**Supplied records**
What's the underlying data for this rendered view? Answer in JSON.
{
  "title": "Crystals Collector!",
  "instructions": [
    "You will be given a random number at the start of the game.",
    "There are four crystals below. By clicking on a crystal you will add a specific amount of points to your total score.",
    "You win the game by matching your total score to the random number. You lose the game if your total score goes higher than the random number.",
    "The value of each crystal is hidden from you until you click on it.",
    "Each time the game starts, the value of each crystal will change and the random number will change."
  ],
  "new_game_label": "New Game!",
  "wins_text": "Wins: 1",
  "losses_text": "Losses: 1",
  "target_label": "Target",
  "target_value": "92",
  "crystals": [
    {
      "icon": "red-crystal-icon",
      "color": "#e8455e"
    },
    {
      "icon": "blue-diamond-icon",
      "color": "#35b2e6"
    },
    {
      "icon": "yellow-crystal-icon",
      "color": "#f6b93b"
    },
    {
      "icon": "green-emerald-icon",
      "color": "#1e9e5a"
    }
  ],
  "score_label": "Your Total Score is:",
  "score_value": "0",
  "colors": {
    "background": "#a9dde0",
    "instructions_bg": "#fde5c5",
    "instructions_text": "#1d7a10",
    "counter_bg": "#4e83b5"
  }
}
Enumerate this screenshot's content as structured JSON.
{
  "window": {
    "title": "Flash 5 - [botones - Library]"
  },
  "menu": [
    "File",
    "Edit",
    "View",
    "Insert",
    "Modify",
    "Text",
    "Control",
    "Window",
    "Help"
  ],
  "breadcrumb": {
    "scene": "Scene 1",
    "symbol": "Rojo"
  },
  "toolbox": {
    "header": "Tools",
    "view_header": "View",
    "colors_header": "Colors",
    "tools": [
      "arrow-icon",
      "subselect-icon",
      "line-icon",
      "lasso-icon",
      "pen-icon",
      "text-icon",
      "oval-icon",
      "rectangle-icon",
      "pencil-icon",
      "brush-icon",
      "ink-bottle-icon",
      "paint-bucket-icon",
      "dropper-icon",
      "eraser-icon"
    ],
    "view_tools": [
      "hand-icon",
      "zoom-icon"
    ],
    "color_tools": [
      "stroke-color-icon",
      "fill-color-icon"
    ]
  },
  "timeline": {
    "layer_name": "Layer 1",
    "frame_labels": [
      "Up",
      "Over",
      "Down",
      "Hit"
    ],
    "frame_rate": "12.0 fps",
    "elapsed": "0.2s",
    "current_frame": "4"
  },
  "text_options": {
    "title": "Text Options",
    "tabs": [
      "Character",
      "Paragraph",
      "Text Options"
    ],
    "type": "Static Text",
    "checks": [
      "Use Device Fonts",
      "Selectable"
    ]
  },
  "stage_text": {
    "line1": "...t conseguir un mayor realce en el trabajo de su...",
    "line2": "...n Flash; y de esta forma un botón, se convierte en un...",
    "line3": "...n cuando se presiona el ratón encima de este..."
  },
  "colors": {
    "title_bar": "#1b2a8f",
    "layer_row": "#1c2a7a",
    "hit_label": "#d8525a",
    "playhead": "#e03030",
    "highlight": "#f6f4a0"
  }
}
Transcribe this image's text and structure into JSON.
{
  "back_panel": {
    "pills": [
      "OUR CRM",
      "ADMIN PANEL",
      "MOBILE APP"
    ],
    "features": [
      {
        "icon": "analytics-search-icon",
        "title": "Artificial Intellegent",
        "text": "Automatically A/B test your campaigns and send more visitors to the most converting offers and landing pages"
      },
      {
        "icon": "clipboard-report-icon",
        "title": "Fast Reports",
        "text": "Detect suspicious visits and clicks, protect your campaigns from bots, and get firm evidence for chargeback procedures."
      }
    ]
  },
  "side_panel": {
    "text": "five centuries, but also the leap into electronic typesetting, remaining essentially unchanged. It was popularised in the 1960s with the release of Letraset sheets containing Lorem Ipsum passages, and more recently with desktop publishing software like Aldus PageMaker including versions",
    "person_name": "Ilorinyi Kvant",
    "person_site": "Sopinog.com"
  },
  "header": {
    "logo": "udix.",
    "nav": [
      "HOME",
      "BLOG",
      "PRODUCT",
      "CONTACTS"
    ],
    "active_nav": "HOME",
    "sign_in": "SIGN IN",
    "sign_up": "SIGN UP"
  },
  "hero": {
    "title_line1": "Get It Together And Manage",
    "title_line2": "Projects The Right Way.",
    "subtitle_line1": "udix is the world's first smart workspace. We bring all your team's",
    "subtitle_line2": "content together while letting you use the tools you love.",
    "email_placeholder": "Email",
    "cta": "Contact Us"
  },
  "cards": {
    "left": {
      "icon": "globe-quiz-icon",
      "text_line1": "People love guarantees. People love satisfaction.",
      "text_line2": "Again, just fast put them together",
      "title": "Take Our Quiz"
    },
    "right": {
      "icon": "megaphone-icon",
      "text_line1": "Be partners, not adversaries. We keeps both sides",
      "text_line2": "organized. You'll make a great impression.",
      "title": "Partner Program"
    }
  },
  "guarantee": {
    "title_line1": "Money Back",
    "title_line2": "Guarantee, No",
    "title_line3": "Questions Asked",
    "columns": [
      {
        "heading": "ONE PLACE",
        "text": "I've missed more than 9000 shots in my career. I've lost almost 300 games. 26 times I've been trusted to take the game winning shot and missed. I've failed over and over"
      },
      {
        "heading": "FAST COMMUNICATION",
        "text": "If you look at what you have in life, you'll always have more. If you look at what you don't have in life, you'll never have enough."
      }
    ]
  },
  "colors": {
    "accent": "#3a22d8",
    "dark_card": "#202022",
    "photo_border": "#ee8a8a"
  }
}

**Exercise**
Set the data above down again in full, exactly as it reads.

**Result of this exercise**
What's the underlying data for this rendered view? Answer in JSON.
{
  "title": "Crystals Collector!",
  "instructions": [
    "You will be given a random number at the start of the game.",
    "There are four crystals below. By clicking on a crystal you will add a specific amount of points to your total score.",
    "You win the game by matching your total score to the random number. You lose the game if your total score goes higher than the random number.",
    "The value of each crystal is hidden from you until you click on it.",
    "Each time the game starts, the value of each crystal will change and the random number will change."
  ],
  "new_game_label": "New Game!",
  "wins_text": "Wins: 1",
  "losses_text": "Losses: 1",
  "target_label": "Target",
  "target_value": "92",
  "crystals": [
    {
      "icon": "red-crystal-icon",
      "color": "#e8455e"
    },
    {
      "icon": "blue-diamond-icon",
      "color": "#35b2e6"
    },
    {
      "icon": "yellow-crystal-icon",
      "color": "#f6b93b"
    },
    {
      "icon": "green-emerald-icon",
      "color": "#1e9e5a"
    }
  ],
  "score_label": "Your Total Score is:",
  "score_value": "0",
  "colors": {
    "background": "#a9dde0",
    "instructions_bg": "#fde5c5",
    "instructions_text": "#1d7a10",
    "counter_bg": "#4e83b5"
  }
}
Enumerate this screenshot's content as structured JSON.
{
  "window": {
    "title": "Flash 5 - [botones - Library]"
  },
  "menu": [
    "File",
    "Edit",
    "View",
    "Insert",
    "Modify",
    "Text",
    "Control",
    "Window",
    "Help"
  ],
  "breadcrumb": {
    "scene": "Scene 1",
    "symbol": "Rojo"
  },
  "toolbox": {
    "header": "Tools",
    "view_header": "View",
    "colors_header": "Colors",
    "tools": [
      "arrow-icon",
      "subselect-icon",
      "line-icon",
      "lasso-icon",
      "pen-icon",
      "text-icon",
      "oval-icon",
      "rectangle-icon",
      "pencil-icon",
      "brush-icon",
      "ink-bottle-icon",
      "paint-bucket-icon",
      "dropper-icon",
      "eraser-icon"
    ],
    "view_tools": [
      "hand-icon",
      "zoom-icon"
    ],
    "color_tools": [
      "stroke-color-icon",
      "fill-color-icon"
    ]
  },
  "timeline": {
    "layer_name": "Layer 1",
    "frame_labels": [
      "Up",
      "Over",
      "Down",
      "Hit"
    ],
    "frame_rate": "12.0 fps",
    "elapsed": "0.2s",
    "current_frame": "4"
  },
  "text_options": {
    "title": "Text Options",
    "tabs": [
      "Character",
      "Paragraph",
      "Text Options"
    ],
    "type": "Static Text",
    "checks": [
      "Use Device Fonts",
      "Selectable"
    ]
  },
  "stage_text": {
    "line1": "...t conseguir un mayor realce en el trabajo de su...",
    "line2": "...n Flash; y de esta forma un botón, se convierte en un...",
    "line3": "...n cuando se presiona el ratón encima de este..."
  },
  "colors": {
    "title_bar": "#1b2a8f",
    "layer_row": "#1c2a7a",
    "hit_label": "#d8525a",
    "playhead": "#e03030",
    "highlight": "#f6f4a0"
  }
}
Transcribe this image's text and structure into JSON.
{
  "back_panel": {
    "pills": [
      "OUR CRM",
      "ADMIN PANEL",
      "MOBILE APP"
    ],
    "features": [
      {
        "icon": "analytics-search-icon",
        "title": "Artificial Intellegent",
        "text": "Automatically A/B test your campaigns and send more visitors to the most converting offers and landing pages"
      },
      {
        "icon": "clipboard-report-icon",
        "title": "Fast Reports",
        "text": "Detect suspicious visits and clicks, protect your campaigns from bots, and get firm evidence for chargeback procedures."
      }
    ]
  },
  "side_panel": {
    "text": "five centuries, but also the leap into electronic typesetting, remaining essentially unchanged. It was popularised in the 1960s with the release of Letraset sheets containing Lorem Ipsum passages, and more recently with desktop publishing software like Aldus PageMaker including versions",
    "person_name": "Ilorinyi Kvant",
    "person_site": "Sopinog.com"
  },
  "header": {
    "logo": "udix.",
    "nav": [
      "HOME",
      "BLOG",
      "PRODUCT",
      "CONTACTS"
    ],
    "active_nav": "HOME",
    "sign_in": "SIGN IN",
    "sign_up": "SIGN UP"
  },
  "hero": {
    "title_line1": "Get It Together And Manage",
    "title_line2": "Projects The Right Way.",
    "subtitle_line1": "udix is the world's first smart workspace. We bring all your team's",
    "subtitle_line2": "content together while letting you use the tools you love.",
    "email_placeholder": "Email",
    "cta": "Contact Us"
  },
  "cards": {
    "left": {
      "icon": "globe-quiz-icon",
      "text_line1": "People love guarantees. People love satisfaction.",
      "text_line2": "Again, just fast put them together",
      "title": "Take Our Quiz"
    },
    "right": {
      "icon": "megaphone-icon",
      "text_line1": "Be partners, not adversaries. We keeps both sides",
      "text_line2": "organized. You'll make a great impression.",
      "title": "Partner Program"
    }
  },
  "guarantee": {
    "title_line1": "Money Back",
    "title_line2": "Guarantee, No",
    "title_line3": "Questions Asked",
    "columns": [
      {
        "heading": "ONE PLACE",
        "text": "I've missed more than 9000 shots in my career. I've lost almost 300 games. 26 times I've been trusted to take the game winning shot and missed. I've failed over and over"
      },
      {
        "heading": "FAST COMMUNICATION",
        "text": "If you look at what you have in life, you'll always have more. If you look at what you don't have in life, you'll never have enough."
      }
    ]
  },
  "colors": {
    "accent": "#3a22d8",
    "dark_card": "#202022",
    "photo_border": "#ee8a8a"
  }
}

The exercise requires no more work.